As part of an ongoing series of articles focusing on Civil Litigation, this month we are considering the growing importance of mediation. There has been a lot of effort over the last few years to reform the civil justice system. One of the key reasons for this has been the high cost of bringing claims to court.
Many people have a tendency to procrastinate. This could be because the task is complicated, you’re unfamiliar with it, there’s a prospect of conflict or you simply prefer to socialise rather than work! But motivating yourself to ‘do’ rather than ‘avoid’ some tasks will result in higher levels of achievement, satisfaction, and increased self-belief and self-esteem. So here are the top 10 tips to help you do that:
‘Seek first to understand, then to be understood.’ This is just one of the habits of highly effective people taken from Stephen R Covey’s book. We primarily ask questions to get information, but questions are also a powerful communication tool to show that we are interested in the other person; that we care about what’s important to them; and that we are trying to understand their situation. So here are the top 10 types of questions and how to use them.
I have been an Executive PA for over 15 years now and I felt I needed a career change. I have always wanted to study law, but because of the cost involved and finding the time out of working hours to do so, proved next to impossible. Then one day whilst paging through a magazine, I came across an advertisement on the ILSPA Legal Secretarial Course.

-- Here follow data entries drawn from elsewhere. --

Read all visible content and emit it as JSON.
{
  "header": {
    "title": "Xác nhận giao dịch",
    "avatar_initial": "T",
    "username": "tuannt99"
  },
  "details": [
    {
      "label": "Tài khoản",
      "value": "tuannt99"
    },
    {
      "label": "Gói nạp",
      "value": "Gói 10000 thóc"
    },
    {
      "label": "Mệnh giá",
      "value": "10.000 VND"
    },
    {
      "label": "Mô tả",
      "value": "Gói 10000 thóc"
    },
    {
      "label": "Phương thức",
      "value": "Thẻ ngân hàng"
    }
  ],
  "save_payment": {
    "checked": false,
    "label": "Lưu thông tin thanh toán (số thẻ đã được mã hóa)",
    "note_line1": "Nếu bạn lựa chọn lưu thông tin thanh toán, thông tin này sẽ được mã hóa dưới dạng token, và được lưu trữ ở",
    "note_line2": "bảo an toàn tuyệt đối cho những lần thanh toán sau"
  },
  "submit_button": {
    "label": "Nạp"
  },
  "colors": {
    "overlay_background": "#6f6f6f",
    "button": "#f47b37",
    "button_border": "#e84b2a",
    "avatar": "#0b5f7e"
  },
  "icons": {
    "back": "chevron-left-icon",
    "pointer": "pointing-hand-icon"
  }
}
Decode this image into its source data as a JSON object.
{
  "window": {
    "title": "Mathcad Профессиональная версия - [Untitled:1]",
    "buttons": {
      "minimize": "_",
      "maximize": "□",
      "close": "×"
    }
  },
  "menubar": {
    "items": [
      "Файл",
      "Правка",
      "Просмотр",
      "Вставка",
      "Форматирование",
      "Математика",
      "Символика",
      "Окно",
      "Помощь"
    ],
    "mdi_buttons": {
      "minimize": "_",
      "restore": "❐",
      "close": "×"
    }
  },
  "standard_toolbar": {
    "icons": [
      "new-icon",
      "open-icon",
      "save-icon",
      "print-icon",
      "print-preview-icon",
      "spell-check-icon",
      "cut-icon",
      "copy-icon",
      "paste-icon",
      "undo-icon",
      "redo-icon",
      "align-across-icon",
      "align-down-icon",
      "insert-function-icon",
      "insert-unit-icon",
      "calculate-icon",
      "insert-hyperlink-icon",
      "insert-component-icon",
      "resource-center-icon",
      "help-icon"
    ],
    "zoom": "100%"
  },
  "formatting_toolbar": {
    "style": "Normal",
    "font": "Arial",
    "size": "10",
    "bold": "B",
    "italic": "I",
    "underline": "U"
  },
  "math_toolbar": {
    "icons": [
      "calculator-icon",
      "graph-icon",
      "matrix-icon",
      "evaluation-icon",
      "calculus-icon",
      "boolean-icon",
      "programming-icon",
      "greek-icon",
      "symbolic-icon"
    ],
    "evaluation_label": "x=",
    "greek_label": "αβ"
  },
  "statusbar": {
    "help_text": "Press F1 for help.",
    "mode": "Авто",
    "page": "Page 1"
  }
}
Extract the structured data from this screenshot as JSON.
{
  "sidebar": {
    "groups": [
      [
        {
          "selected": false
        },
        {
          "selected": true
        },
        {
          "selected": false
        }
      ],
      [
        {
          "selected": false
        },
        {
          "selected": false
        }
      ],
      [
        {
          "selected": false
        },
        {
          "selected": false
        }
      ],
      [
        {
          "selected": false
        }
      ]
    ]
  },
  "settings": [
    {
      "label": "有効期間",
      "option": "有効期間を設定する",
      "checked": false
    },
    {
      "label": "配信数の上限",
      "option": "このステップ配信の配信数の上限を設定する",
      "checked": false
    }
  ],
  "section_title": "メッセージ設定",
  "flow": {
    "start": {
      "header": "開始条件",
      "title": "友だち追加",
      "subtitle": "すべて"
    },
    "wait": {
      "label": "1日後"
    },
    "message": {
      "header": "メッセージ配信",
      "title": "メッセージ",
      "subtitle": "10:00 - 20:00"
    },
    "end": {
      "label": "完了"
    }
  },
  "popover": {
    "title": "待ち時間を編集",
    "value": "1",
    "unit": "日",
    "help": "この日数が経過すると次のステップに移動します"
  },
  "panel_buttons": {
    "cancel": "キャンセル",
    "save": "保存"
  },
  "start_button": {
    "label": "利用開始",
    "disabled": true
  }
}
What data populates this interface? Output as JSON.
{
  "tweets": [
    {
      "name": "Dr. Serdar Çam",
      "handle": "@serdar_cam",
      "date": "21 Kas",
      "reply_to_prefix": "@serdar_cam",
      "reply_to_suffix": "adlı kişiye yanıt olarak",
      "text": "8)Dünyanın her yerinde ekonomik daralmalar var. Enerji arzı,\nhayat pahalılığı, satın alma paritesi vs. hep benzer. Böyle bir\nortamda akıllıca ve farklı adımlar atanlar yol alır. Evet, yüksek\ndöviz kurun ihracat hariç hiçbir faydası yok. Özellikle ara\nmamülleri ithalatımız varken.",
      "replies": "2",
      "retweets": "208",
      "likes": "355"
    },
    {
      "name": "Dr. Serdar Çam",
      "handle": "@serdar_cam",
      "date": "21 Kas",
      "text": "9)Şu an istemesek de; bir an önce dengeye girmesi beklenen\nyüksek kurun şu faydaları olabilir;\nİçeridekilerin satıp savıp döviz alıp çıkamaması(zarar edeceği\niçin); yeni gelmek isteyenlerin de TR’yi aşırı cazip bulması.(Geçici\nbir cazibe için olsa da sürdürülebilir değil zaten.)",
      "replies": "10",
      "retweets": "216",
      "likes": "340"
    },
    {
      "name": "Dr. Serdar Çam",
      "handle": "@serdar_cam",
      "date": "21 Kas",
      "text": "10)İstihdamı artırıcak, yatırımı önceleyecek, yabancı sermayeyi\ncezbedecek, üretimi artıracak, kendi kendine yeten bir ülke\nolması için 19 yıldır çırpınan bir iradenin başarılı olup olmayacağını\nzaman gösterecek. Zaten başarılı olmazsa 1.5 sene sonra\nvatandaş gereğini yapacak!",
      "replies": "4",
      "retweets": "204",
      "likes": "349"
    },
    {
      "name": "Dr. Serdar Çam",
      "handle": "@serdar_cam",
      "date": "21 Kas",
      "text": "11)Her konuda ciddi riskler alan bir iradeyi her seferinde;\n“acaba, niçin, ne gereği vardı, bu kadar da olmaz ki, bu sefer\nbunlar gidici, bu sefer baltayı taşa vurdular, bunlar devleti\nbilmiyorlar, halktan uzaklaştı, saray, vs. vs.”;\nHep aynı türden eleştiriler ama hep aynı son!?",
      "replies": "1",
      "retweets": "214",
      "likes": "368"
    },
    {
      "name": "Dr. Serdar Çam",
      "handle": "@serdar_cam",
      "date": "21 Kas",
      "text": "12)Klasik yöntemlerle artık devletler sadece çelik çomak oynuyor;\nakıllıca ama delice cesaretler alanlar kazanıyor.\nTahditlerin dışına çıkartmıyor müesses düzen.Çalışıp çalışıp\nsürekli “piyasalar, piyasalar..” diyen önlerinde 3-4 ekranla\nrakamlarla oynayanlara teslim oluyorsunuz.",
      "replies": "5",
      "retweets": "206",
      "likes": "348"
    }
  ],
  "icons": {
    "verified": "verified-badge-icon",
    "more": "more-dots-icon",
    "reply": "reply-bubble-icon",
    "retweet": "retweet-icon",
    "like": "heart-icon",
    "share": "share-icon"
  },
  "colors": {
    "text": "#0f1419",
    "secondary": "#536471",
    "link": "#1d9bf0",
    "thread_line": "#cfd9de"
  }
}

We all pride ourselves in living in a country that enjoys one of the oldest and most advanced legal systems in the world today. In fact, we may even go so far as to purport the fact that we live in one of the most tolerant and accepting societies in the developed world. However, why does the English legal system still insist on dragging its heels where the definite right to privacy is concerned?